--- START ---
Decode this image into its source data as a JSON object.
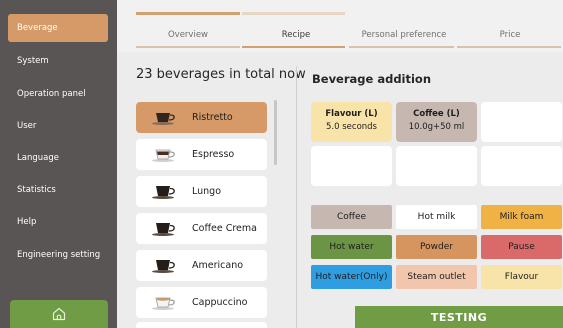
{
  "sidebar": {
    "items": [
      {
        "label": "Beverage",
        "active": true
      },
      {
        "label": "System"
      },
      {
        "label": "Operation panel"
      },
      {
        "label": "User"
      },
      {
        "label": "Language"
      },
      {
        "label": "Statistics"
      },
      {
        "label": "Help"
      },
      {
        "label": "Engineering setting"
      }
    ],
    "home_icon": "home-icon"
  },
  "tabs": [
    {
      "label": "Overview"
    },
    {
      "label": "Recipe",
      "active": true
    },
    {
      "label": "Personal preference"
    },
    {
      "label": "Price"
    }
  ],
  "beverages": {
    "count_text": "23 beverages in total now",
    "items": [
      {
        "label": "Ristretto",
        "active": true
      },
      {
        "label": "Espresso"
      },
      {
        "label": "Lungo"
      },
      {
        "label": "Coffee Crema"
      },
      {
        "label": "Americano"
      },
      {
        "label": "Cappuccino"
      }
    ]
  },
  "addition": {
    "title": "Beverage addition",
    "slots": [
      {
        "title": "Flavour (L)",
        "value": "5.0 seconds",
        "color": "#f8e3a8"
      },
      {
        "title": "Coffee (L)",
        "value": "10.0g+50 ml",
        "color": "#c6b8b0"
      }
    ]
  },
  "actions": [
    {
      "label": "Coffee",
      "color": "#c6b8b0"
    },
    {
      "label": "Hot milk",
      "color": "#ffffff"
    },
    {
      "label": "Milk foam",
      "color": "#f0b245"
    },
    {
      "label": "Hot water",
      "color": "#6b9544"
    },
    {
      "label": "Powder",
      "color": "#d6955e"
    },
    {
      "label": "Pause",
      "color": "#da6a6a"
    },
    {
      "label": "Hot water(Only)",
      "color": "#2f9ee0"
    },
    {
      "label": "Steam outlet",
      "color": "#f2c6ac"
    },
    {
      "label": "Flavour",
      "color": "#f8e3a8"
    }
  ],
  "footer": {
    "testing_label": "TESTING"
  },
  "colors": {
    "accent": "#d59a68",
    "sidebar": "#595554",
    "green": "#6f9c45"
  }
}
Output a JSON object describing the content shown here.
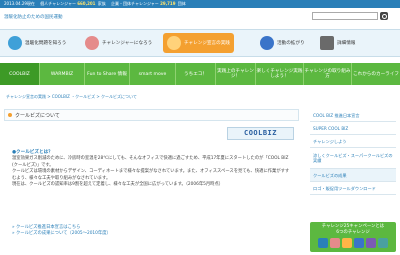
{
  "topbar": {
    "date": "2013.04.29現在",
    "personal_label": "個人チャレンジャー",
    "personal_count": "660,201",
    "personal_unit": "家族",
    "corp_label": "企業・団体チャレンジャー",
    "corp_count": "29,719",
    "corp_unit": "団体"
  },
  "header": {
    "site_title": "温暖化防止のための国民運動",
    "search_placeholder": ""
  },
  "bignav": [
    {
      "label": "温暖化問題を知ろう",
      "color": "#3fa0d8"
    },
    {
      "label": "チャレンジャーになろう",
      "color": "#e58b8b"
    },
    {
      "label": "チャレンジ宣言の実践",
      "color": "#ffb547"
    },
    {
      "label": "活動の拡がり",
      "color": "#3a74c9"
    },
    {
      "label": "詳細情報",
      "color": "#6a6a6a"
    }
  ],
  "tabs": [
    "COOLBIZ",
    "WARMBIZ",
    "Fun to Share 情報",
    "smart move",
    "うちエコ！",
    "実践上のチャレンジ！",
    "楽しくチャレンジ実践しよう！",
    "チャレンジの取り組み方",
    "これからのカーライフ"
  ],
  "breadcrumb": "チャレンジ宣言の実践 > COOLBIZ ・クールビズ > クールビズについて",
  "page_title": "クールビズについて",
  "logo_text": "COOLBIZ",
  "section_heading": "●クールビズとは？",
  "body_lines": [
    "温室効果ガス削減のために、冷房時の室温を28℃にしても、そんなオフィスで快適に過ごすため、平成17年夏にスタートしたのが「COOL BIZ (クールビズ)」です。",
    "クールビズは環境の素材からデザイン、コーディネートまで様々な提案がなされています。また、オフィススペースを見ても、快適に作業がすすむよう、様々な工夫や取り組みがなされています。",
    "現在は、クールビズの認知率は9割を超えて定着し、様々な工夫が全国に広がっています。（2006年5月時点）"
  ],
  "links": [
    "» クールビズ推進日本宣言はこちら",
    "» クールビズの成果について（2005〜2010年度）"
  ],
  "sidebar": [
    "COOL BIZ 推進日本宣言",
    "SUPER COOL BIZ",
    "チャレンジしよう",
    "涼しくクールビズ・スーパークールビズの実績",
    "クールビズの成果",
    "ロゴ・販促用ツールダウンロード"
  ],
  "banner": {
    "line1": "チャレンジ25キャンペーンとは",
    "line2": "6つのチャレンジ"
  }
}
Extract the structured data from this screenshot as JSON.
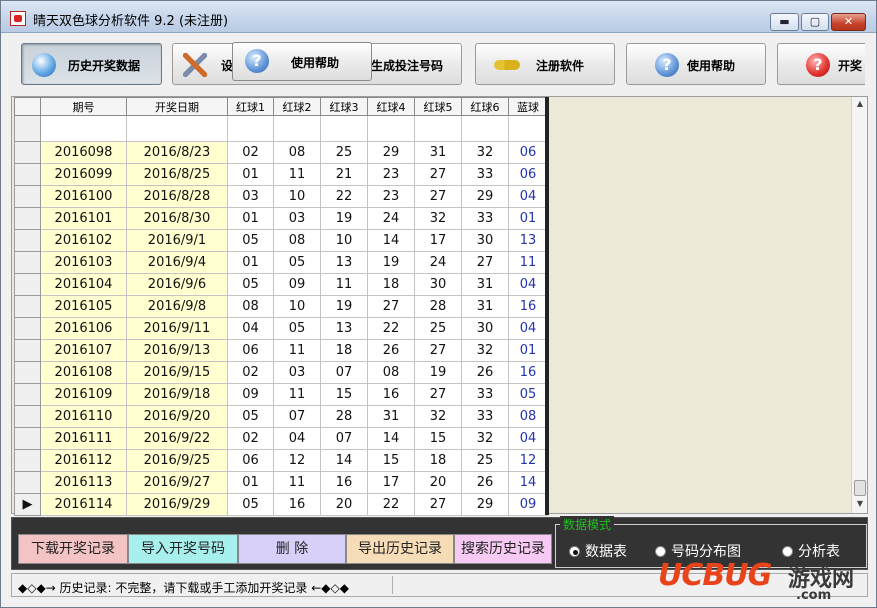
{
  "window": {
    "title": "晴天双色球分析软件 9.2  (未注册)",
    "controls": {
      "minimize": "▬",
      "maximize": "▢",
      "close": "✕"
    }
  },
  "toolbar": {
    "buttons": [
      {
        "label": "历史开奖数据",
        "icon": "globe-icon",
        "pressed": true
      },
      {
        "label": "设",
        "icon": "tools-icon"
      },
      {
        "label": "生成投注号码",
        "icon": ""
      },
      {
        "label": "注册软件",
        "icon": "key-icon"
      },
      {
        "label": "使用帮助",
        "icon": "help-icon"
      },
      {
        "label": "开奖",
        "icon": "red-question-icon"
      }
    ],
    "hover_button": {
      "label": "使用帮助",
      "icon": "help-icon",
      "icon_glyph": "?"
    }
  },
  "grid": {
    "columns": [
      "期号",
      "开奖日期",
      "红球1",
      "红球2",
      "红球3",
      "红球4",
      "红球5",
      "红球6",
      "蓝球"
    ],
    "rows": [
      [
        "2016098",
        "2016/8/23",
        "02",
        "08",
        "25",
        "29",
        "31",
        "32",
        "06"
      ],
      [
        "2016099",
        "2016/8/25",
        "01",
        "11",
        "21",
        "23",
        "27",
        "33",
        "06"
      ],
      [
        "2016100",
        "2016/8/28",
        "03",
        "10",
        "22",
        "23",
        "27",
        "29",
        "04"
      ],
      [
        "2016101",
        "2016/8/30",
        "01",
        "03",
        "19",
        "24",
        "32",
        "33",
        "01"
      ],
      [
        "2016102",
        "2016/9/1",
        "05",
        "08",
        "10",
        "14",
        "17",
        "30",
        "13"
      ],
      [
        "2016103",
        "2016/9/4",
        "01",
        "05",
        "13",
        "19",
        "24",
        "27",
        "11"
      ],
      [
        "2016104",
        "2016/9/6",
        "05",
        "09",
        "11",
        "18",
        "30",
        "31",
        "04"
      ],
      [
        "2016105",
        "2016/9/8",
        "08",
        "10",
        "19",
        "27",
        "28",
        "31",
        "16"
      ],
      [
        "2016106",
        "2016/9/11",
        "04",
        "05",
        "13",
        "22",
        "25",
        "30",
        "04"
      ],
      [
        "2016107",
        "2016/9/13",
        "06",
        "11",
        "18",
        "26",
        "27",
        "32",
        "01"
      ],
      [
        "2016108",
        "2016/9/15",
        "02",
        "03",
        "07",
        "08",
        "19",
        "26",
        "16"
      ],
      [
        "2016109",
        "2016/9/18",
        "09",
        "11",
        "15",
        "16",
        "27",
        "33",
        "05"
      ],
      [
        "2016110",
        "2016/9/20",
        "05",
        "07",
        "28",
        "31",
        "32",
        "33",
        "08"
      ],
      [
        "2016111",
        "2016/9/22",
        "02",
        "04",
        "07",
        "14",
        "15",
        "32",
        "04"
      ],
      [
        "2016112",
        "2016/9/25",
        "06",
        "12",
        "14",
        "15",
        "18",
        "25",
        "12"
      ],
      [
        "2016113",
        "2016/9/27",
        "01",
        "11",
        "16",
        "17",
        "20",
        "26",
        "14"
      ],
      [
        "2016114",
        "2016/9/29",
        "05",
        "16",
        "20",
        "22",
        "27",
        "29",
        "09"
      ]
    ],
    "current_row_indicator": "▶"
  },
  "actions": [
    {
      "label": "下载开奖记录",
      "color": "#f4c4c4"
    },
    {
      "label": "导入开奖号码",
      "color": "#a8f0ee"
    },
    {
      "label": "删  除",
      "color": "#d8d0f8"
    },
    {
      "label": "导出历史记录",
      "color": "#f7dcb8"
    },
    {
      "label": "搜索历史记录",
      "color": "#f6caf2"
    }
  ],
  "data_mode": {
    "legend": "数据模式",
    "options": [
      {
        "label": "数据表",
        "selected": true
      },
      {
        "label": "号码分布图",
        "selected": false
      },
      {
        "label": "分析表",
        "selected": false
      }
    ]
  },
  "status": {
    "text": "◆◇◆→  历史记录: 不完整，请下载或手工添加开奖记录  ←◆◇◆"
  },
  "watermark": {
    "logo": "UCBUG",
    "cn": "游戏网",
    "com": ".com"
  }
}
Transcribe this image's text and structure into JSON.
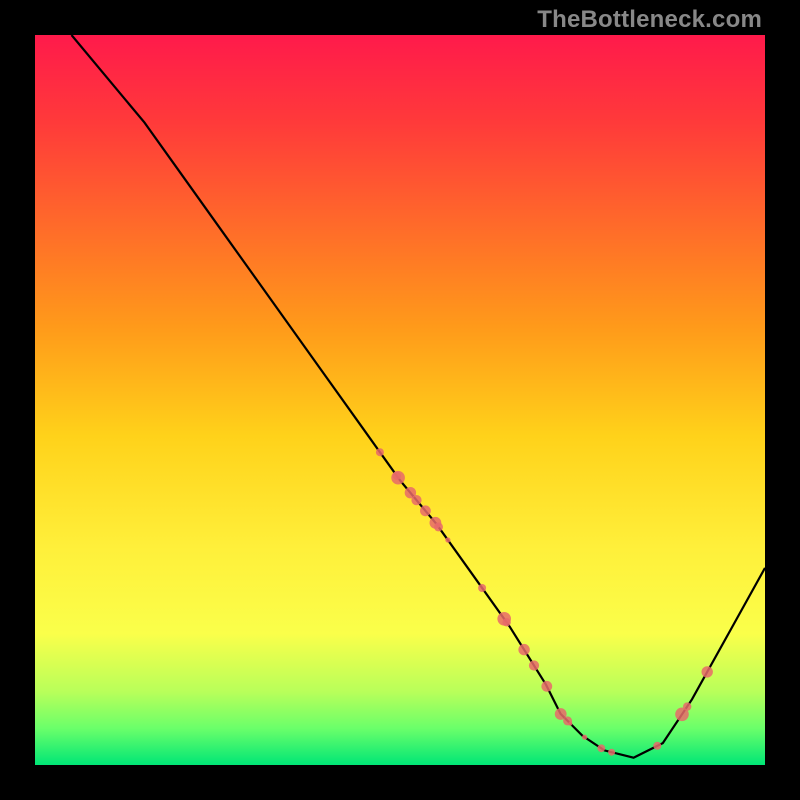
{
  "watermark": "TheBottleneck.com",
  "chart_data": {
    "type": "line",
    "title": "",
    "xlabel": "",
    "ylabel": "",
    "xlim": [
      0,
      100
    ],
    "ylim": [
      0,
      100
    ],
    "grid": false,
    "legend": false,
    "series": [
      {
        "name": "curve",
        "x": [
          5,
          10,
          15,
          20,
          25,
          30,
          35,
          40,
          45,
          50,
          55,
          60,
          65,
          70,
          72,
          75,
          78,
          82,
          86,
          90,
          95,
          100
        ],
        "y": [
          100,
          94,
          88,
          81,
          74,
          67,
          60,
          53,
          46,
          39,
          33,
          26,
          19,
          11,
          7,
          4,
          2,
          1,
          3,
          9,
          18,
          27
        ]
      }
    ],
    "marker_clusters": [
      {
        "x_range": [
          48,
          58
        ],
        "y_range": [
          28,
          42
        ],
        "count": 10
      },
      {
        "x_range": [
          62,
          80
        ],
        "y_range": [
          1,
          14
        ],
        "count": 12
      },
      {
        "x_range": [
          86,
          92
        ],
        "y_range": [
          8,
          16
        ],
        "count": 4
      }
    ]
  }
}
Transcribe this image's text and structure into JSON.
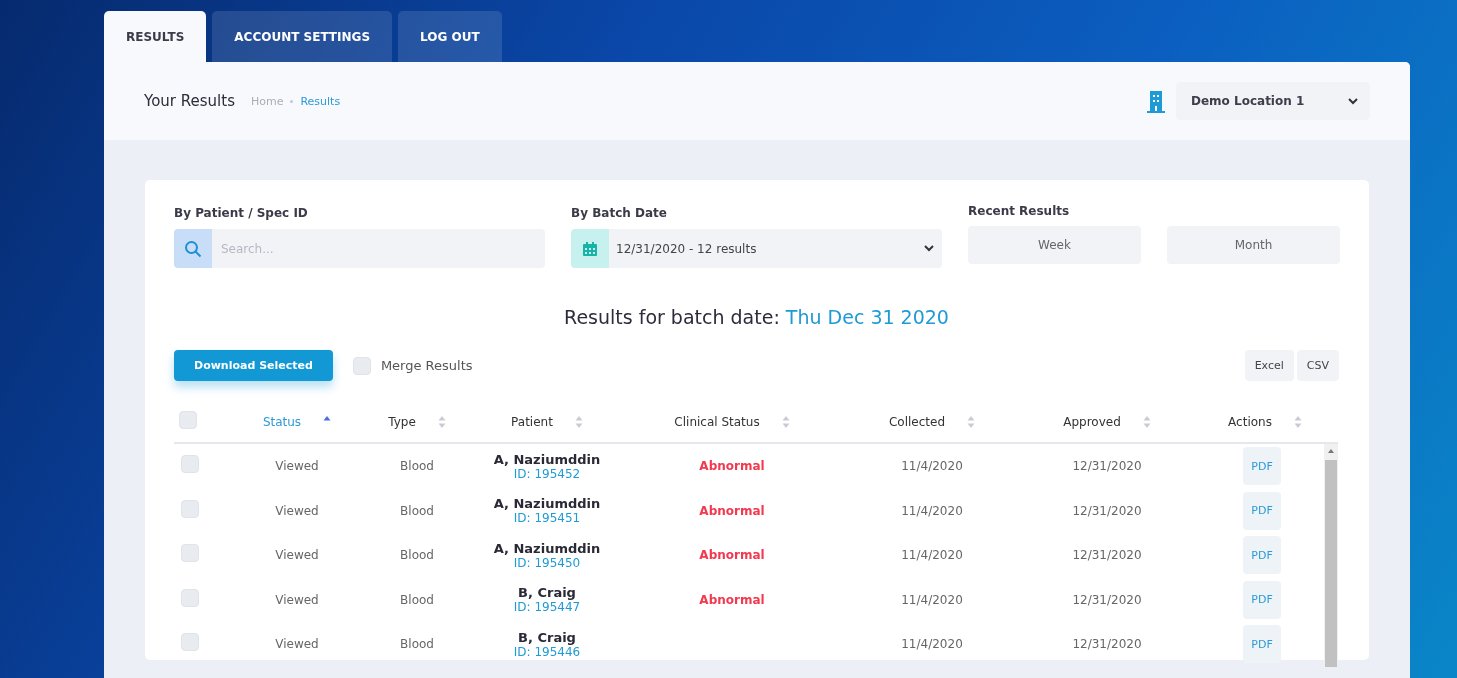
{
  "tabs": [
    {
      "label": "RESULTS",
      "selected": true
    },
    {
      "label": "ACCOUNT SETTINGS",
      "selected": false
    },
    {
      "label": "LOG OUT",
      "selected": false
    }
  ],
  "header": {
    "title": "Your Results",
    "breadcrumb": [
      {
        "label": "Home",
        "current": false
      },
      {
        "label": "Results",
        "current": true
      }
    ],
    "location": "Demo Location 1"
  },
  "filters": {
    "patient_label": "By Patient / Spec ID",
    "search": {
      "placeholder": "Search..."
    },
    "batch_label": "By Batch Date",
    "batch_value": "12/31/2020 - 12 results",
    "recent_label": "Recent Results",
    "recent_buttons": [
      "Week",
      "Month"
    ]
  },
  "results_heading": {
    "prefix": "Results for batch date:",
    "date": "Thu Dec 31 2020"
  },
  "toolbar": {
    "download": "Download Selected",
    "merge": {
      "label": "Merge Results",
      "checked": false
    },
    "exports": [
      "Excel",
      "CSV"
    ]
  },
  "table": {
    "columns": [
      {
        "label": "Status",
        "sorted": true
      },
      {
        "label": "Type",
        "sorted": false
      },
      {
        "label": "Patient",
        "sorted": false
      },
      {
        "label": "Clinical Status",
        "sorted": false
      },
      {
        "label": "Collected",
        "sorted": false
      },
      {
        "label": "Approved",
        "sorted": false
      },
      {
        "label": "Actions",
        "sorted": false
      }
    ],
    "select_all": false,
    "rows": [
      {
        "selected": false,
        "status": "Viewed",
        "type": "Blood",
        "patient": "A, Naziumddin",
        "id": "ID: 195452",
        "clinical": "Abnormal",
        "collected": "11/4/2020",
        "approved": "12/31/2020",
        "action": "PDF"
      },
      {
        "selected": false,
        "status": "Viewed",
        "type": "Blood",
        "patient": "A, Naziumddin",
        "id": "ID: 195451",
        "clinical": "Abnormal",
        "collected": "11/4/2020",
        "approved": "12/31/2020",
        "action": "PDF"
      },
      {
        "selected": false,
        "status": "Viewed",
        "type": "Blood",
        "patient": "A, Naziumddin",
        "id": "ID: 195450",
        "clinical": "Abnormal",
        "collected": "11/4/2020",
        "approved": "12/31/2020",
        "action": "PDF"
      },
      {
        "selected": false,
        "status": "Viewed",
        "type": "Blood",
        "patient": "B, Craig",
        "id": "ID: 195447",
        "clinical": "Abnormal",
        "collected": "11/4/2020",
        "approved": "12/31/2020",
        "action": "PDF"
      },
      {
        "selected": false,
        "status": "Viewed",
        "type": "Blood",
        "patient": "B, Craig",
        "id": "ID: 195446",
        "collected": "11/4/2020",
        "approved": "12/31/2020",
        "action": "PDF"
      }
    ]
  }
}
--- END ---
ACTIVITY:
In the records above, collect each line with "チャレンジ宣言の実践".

REPLY TO THE EXERCISE:
      "label": "チャレンジ宣言の実践",
  "breadcrumb": "チャレンジ宣言の実践 > COOLBIZ ・クールビズ > クールビズについて",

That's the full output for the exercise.